In the Late Helladic IIIA period the fortifications probably followed the natural boundary of the hilltop. In Late Helladic IIIB the circuit was enlarged to the S and W, and toward the end of Late Helladic IIIB an E extension to the citadel was added with a sally port and access to an underground water supply. It was at this time that the great Lion Gate was also constructed. The citadel and palace of Mycenae were destroyed at the end of the Late Helladic IIIB, although some occupation continued at the site during the Late Helladic IIIC period.

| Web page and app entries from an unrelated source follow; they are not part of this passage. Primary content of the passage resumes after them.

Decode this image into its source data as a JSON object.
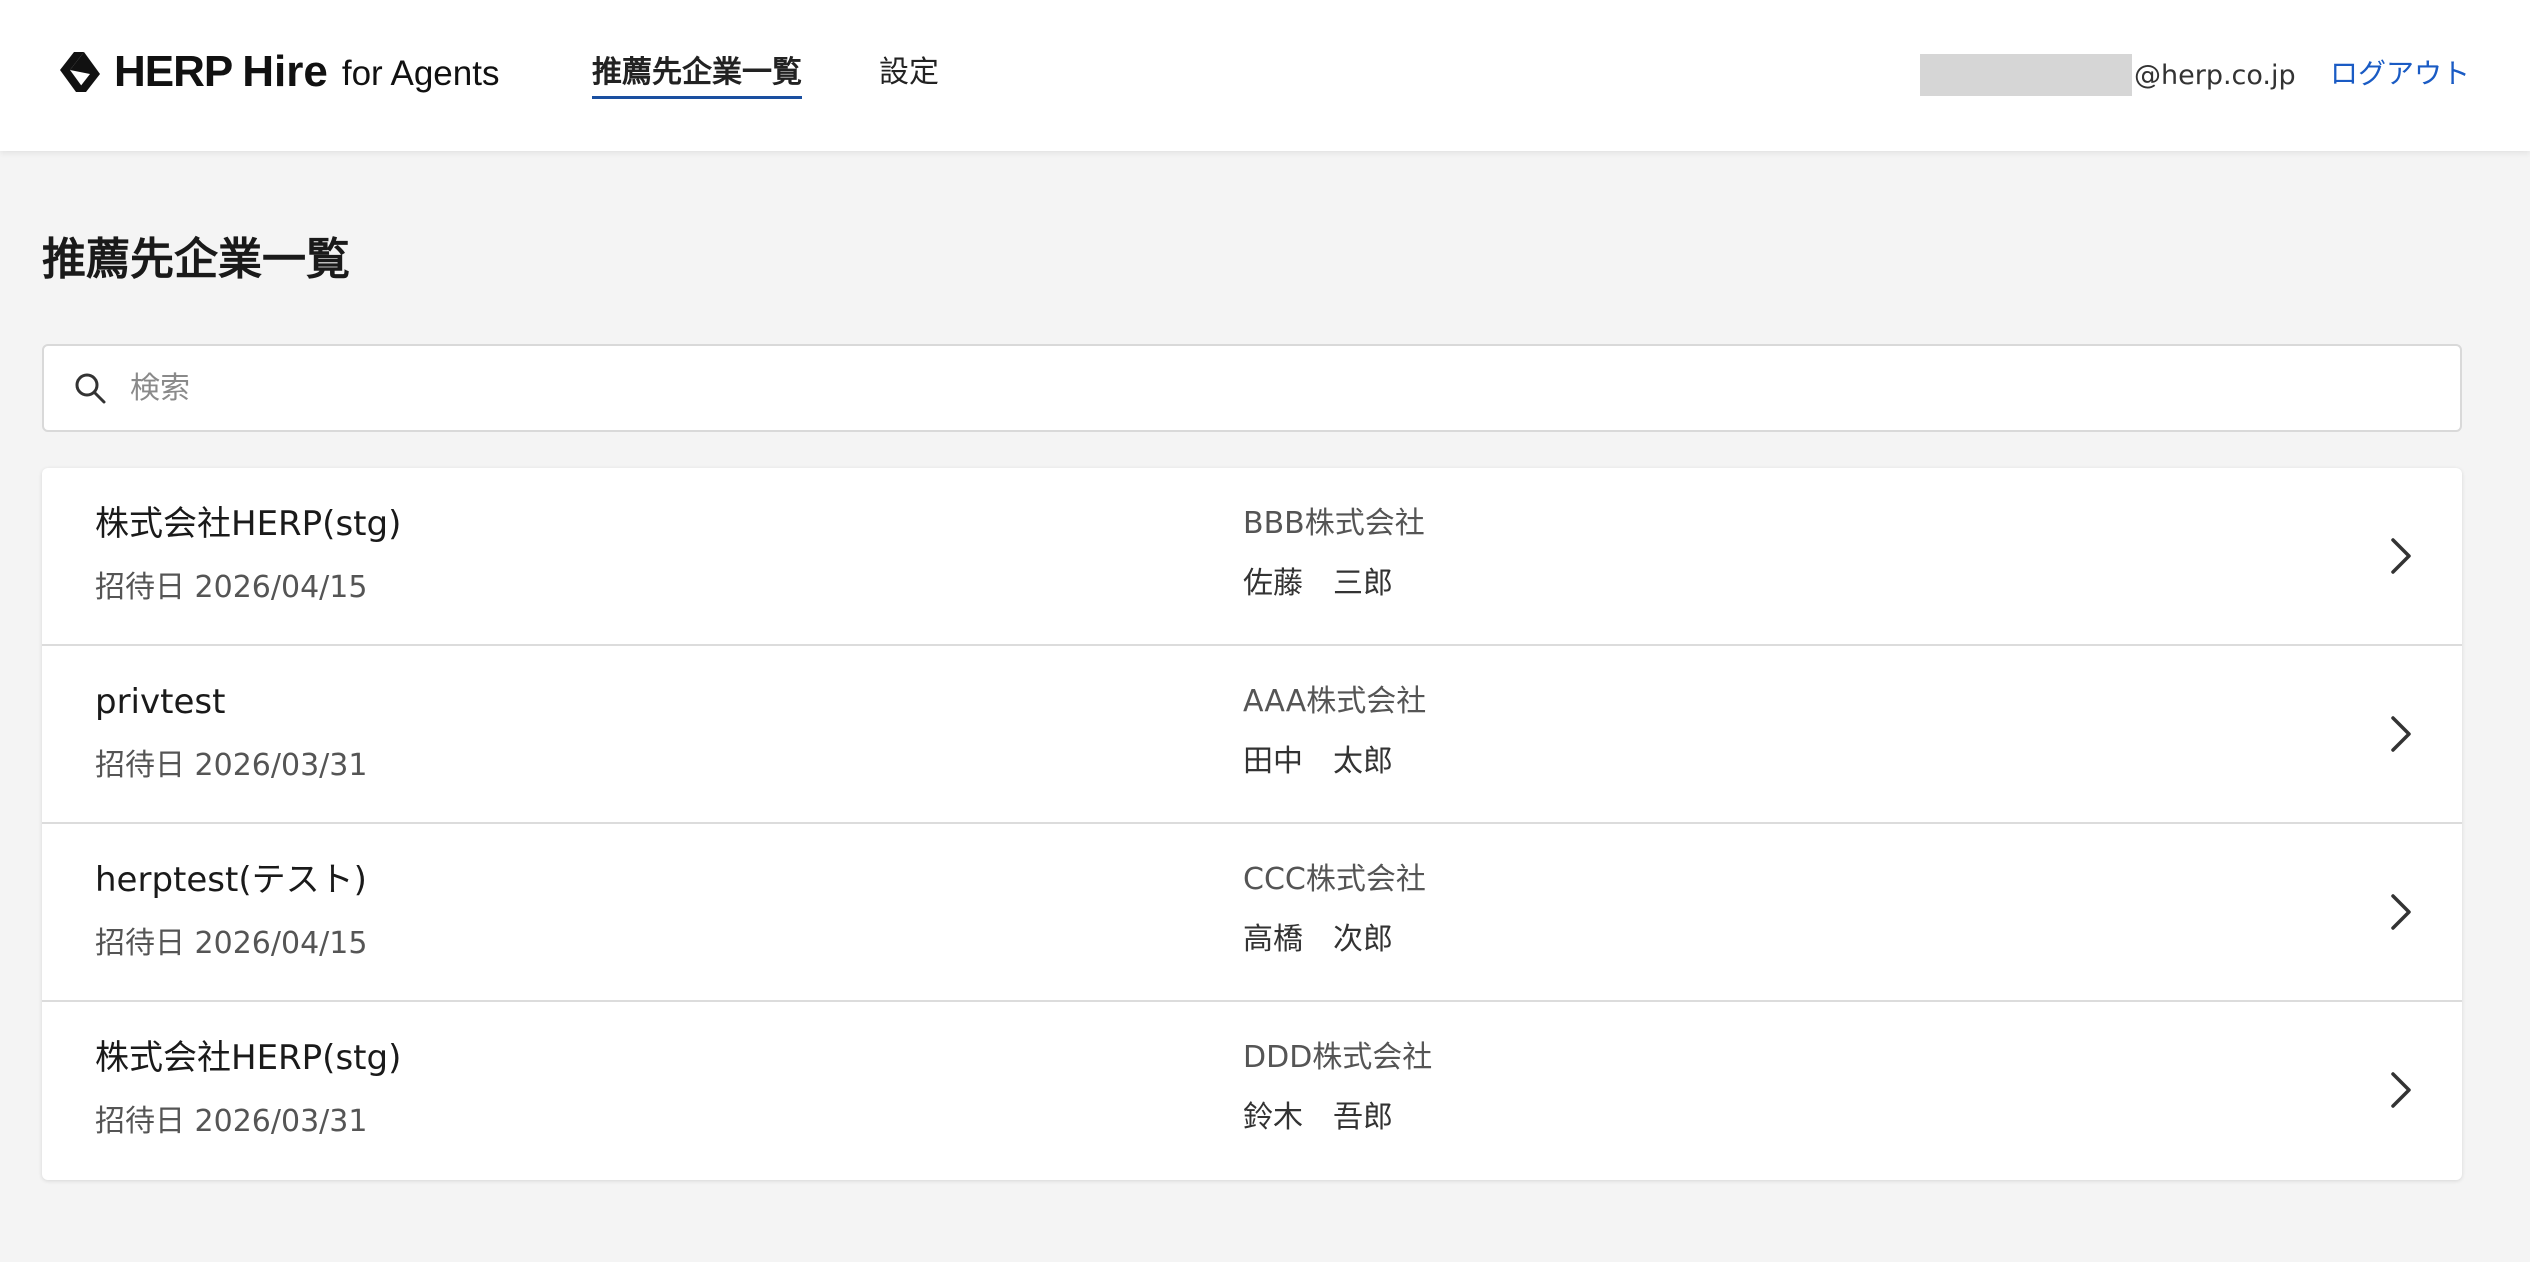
{
  "header": {
    "logo": {
      "herp": "HERP",
      "hire": "Hire",
      "agents": "for Agents"
    },
    "nav": [
      {
        "label": "推薦先企業一覧",
        "active": true
      },
      {
        "label": "設定",
        "active": false
      }
    ],
    "user_email_domain": "@herp.co.jp",
    "logout_label": "ログアウト"
  },
  "page": {
    "title": "推薦先企業一覧"
  },
  "search": {
    "placeholder": "検索",
    "value": ""
  },
  "companies": [
    {
      "name": "株式会社HERP(stg)",
      "invited": "招待日 2026/04/15",
      "agency": "BBB株式会社",
      "contact": "佐藤　三郎"
    },
    {
      "name": "privtest",
      "invited": "招待日 2026/03/31",
      "agency": "AAA株式会社",
      "contact": "田中　太郎"
    },
    {
      "name": "herptest(テスト)",
      "invited": "招待日 2026/04/15",
      "agency": "CCC株式会社",
      "contact": "高橋　次郎"
    },
    {
      "name": "株式会社HERP(stg)",
      "invited": "招待日 2026/03/31",
      "agency": "DDD株式会社",
      "contact": "鈴木　吾郎"
    }
  ],
  "colors": {
    "accent": "#1a5bc4",
    "nav_underline": "#1a4fa0",
    "background": "#f4f4f4"
  },
  "icons": {
    "logo": "herp-logo-icon",
    "search": "search-icon",
    "row_arrow": "chevron-right-icon"
  }
}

In the Geometric period only a few small houses occupied the summit of the hill. In the Archaic period a temple was built on the summit. During the Persian Wars Mycenae sent a small force to fight at Thermopylae and Plataea. In 468 B.C. Argos destroyed the acropolis at Mycenae and the city later came under direct Argive control. As a deme of Argos the acropolis was rebuilt and fortification walls were built around the lower town. The site continued to be inhabited until the end of the 3rd century A.D.

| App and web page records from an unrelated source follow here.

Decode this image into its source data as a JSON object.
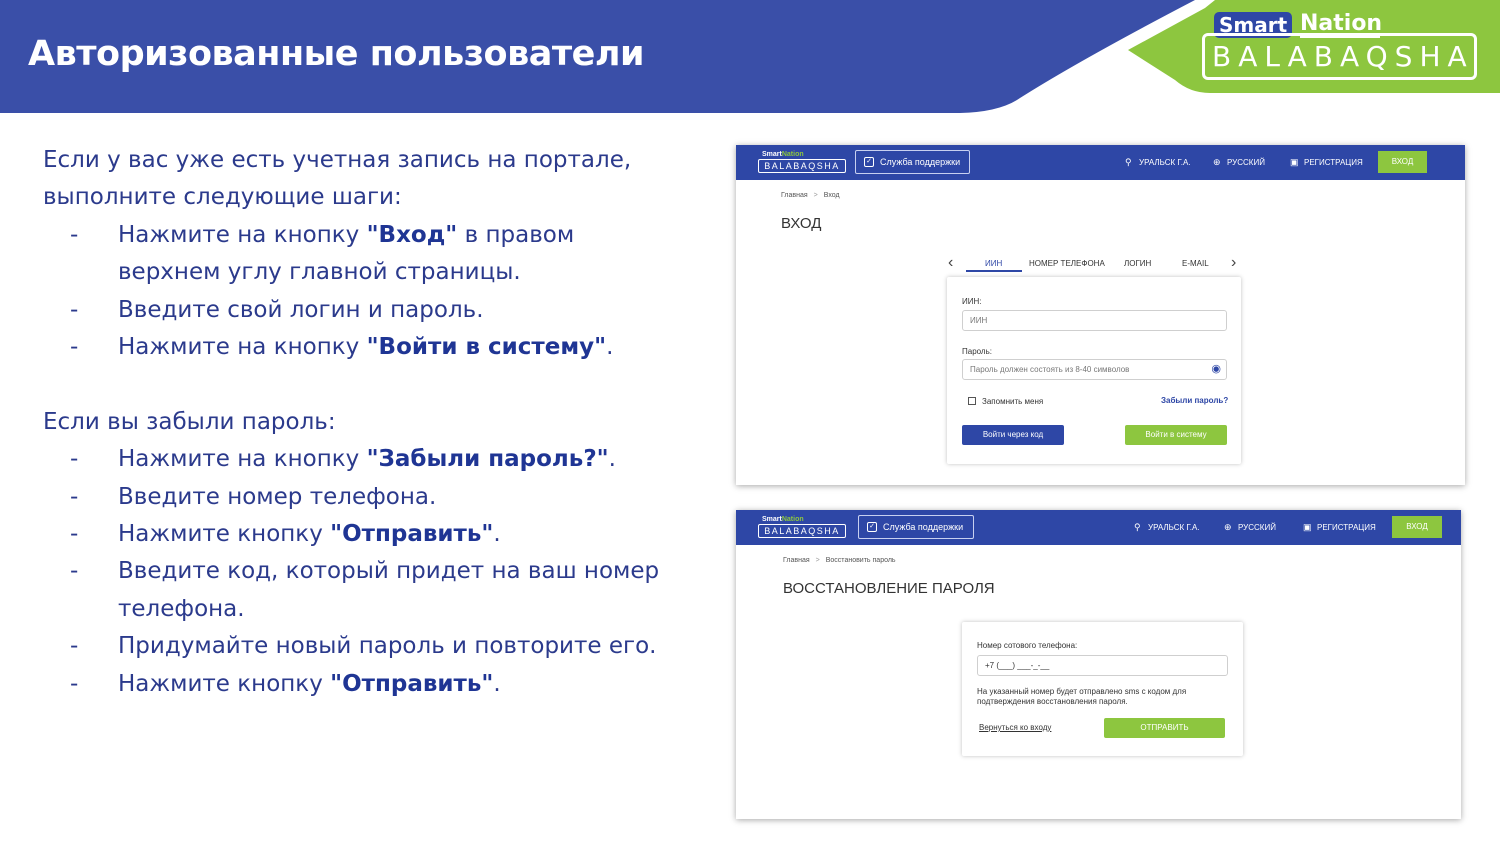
{
  "header": {
    "title": "Авторизованные пользователи",
    "colors": {
      "blue": "#3a4fa8",
      "green": "#8dc63f"
    }
  },
  "logo": {
    "smart": "Smart",
    "nation": "Nation",
    "name": "BALABAQSHA"
  },
  "instructions": {
    "intro": "Если у вас уже есть учетная запись на портале, выполните следующие шаги:",
    "login_steps": [
      {
        "pre": "Нажмите на кнопку ",
        "bold": "\"Вход\"",
        "post": " в правом верхнем углу главной страницы."
      },
      {
        "pre": "Введите свой логин и пароль.",
        "bold": "",
        "post": ""
      },
      {
        "pre": "Нажмите на кнопку ",
        "bold": "\"Войти в систему\"",
        "post": "."
      }
    ],
    "forgot_intro": "Если вы забыли пароль:",
    "forgot_steps": [
      {
        "pre": "Нажмите на кнопку ",
        "bold": "\"Забыли пароль?\"",
        "post": "."
      },
      {
        "pre": "Введите номер телефона.",
        "bold": "",
        "post": ""
      },
      {
        "pre": "Нажмите кнопку ",
        "bold": "\"Отправить\"",
        "post": "."
      },
      {
        "pre": "Введите код, который придет на ваш номер телефона.",
        "bold": "",
        "post": ""
      },
      {
        "pre": "Придумайте новый пароль и повторите его.",
        "bold": "",
        "post": ""
      },
      {
        "pre": "Нажмите кнопку ",
        "bold": "\"Отправить\"",
        "post": "."
      }
    ],
    "dash": "-"
  },
  "portal_nav": {
    "logo_smart": "Smart",
    "logo_nation": "Nation",
    "logo_name": "BALABAQSHA",
    "support": "Служба поддержки",
    "city": "УРАЛЬСК Г.А.",
    "language": "РУССКИЙ",
    "register": "РЕГИСТРАЦИЯ",
    "login": "ВХОД"
  },
  "login_screen": {
    "crumb_home": "Главная",
    "crumb_current": "Вход",
    "heading": "ВХОД",
    "tabs": [
      "ИИН",
      "НОМЕР ТЕЛЕФОНА",
      "ЛОГИН",
      "E-MAIL"
    ],
    "iin_label": "ИИН:",
    "iin_placeholder": "ИИН",
    "password_label": "Пароль:",
    "password_placeholder": "Пароль должен состоять из 8-40 символов",
    "remember": "Запомнить меня",
    "forgot": "Забыли пароль?",
    "login_code": "Войти через код",
    "login_system": "Войти в систему"
  },
  "recovery_screen": {
    "crumb_home": "Главная",
    "crumb_current": "Восстановить пароль",
    "heading": "ВОССТАНОВЛЕНИЕ ПАРОЛЯ",
    "phone_label": "Номер сотового телефона:",
    "phone_value": "+7 (___) ___-_-__",
    "hint_line1": "На указанный номер будет отправлено sms с кодом для",
    "hint_line2": "подтверждения восстановления пароля.",
    "back": "Вернуться ко входу",
    "send": "ОТПРАВИТЬ"
  }
}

Lord Elgin explored the Treasury of Atreus in 1802 and Lord Sligo took the columns from it to London in 1910. Excavations: 1874-76, H. Schliemann; 1876-77, P. Stamatakis; 1884-1902, C. Tsountas; 1920-23, 1939, and 1950-57, A. Wace, British School of Archaeology; 1950s to present, J. Papadimitriou, G. Mylonas, D. Theocharis, N. Verdelis, A. Orlandos, E. Stikas, A. Keramopoullos, S. Marinatos, and S. Iakovidis of the Greek Archaeological Society and the Greek Archaeological Service and E. French and W. Taylour of the British School of Archaeology.

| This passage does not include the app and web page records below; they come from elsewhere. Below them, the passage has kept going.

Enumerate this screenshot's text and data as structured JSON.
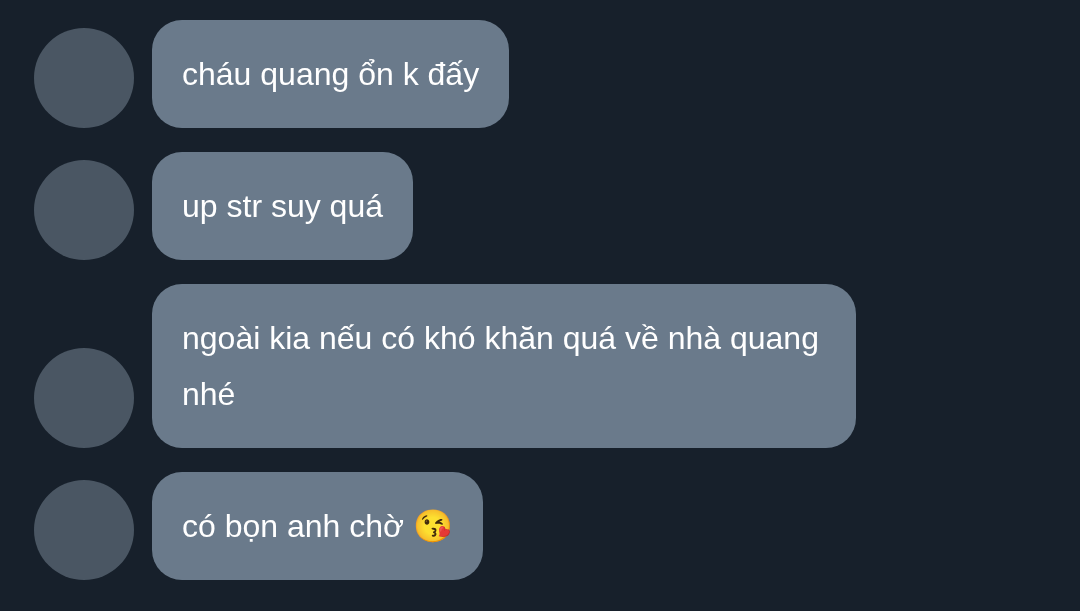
{
  "messages": [
    {
      "text": "cháu quang ổn k đấy"
    },
    {
      "text": "up str suy quá"
    },
    {
      "text": "ngoài kia nếu có khó khăn quá về nhà quang nhé"
    },
    {
      "text": "có bọn anh chờ 😘"
    }
  ]
}
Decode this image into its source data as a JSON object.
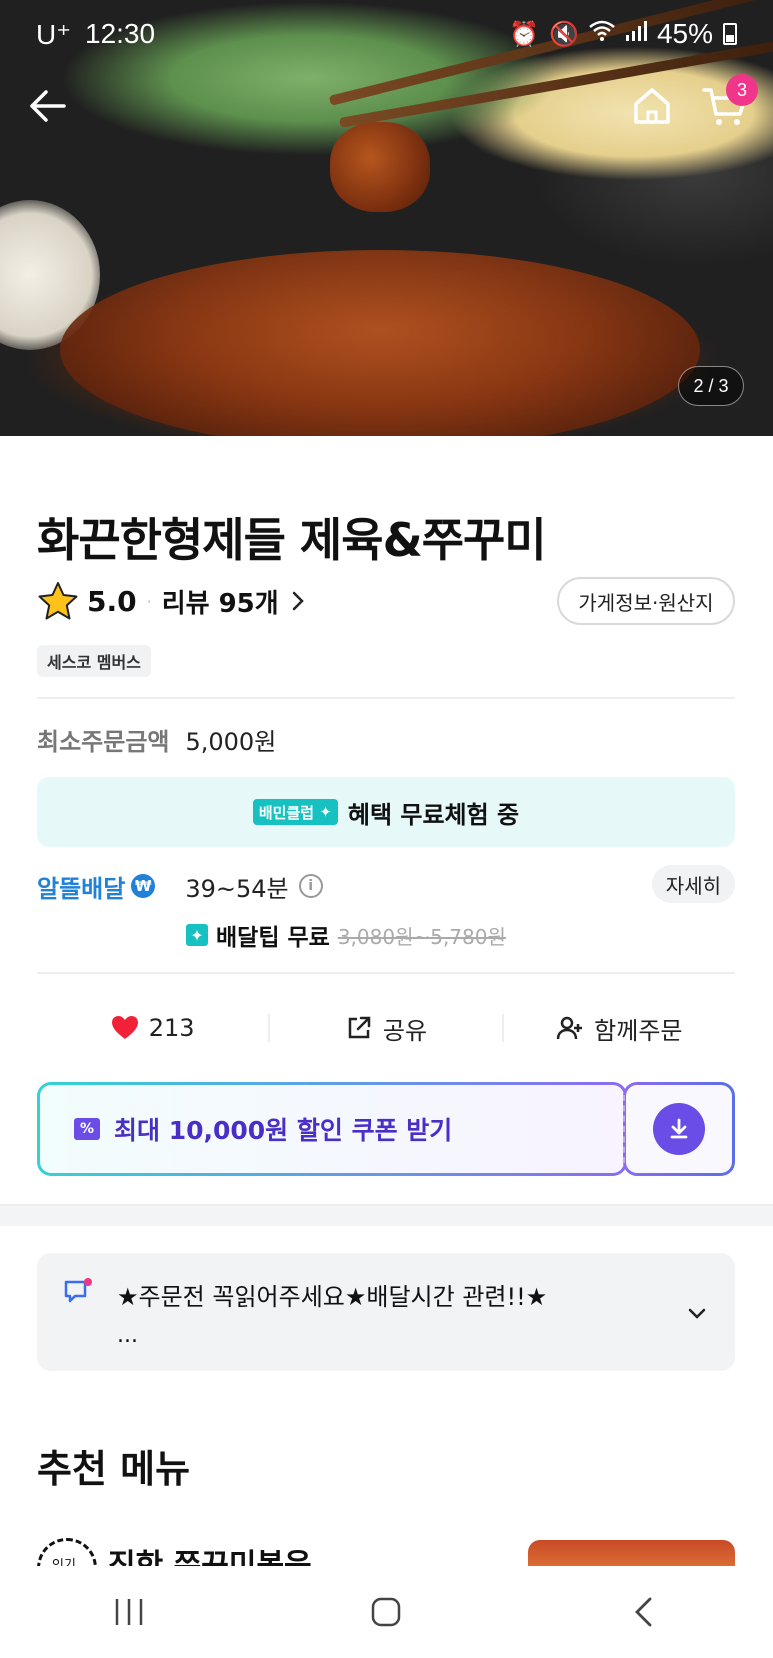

Sources Used:

Rossiter 1977, 259-269; Leekley and Noyes 1976, 66; G. Mylonas 1983

Other Bibliography:

A.J.B. Wace and C.A. Boethius, BSA 25 (1921-23). A.J.B. Wace, M. Holland and M.S. Hood, BSA 48 (1953). G.E. Mylonas, Ancient Mycenae Capital City of Agamemnon (1957). G.E. Mylonas, Mycenae and the Mycenaean Age (1966). G. Karo, Die Schachtgräber von Mykenai (1930). K. Pittakis, Prakt (1840-41) 136ff. H. Schliemann, Mycenae: A Narrative of Researches and Discoveries at Mycenae and Tiryns (1880). C. Schuchhardt, Schliemann's Excavations (1891). P. Stamatakis, Prakt (1876) 12ff; (1877) 24ff; (1887) 16f. C. Tsountas, Prakt 1886, 1888, 1890, 1892, 1893: ArchEph 1887, 1888, 1891, 1897, 1902. C. Tsountas, The Mycenaean Age (1897 London). G.E. Mylonas, Mycenae (1981 [guide]). G.E. Mylonas, Mycenae, Rich in Gold (1983 Athens). W. Taylor (ed), Mycenaean Excavations 1959-69. (1981).Frazer, Pausanias' Description of Greece, 3 (1898 London) 94ff (on all of the 19th c. excavations). D. Evangelidis, ArchEph (1912) 127ff. BSA 24 (1919/21) 185ff; 25 (1921/23) 1ff. A.J.B. Wace, "Chamber Tombs at Mycenae," Archaeologia 82 (1932) 1ff. BSA 48 (1953) 3ff; 49 (1954) 231ff; 50 (1955) 173ff; 51 (1956) 103ff; 52 (1957) 193ff. Prakt 1950-1954. G.E. Mylonas, Grave Circle B of Mycenae (SIMA no. 7) (1964 Lund). ArchDelt, 17 (1961/62) Chr, 64ff. Prakt 1957-1962. ArchEph (1958) 153ff; (1962) 1ff. ArchDelt 20 (1965) Chr.1, 160ff. Hesperia 35 (1966) 419ff. Antiquity 35 (1961) 57f; 43 (1969) 91ff; 44 (1970) 270ff. ILN Jan. 4, (1969) Dec.27; Jan. 10, (1970). BSA, 68 (1973) 87ff. ArchDelt 16 (1960) Chr. 89ff; 18 (1963) Chr.1, 82ff; 20 (1965): (1963) Chr.1, 164ff. AR (1960) 30ff; (1962/63) 13ff; (1964/65) 11ff; (1966/67) 8f; (1968/69) 11ff; (1969/70) 11ff; (1965/66) 7; (1966/67) 8. Wace and Williams, Guide to Mycenae (4th ed) (1966).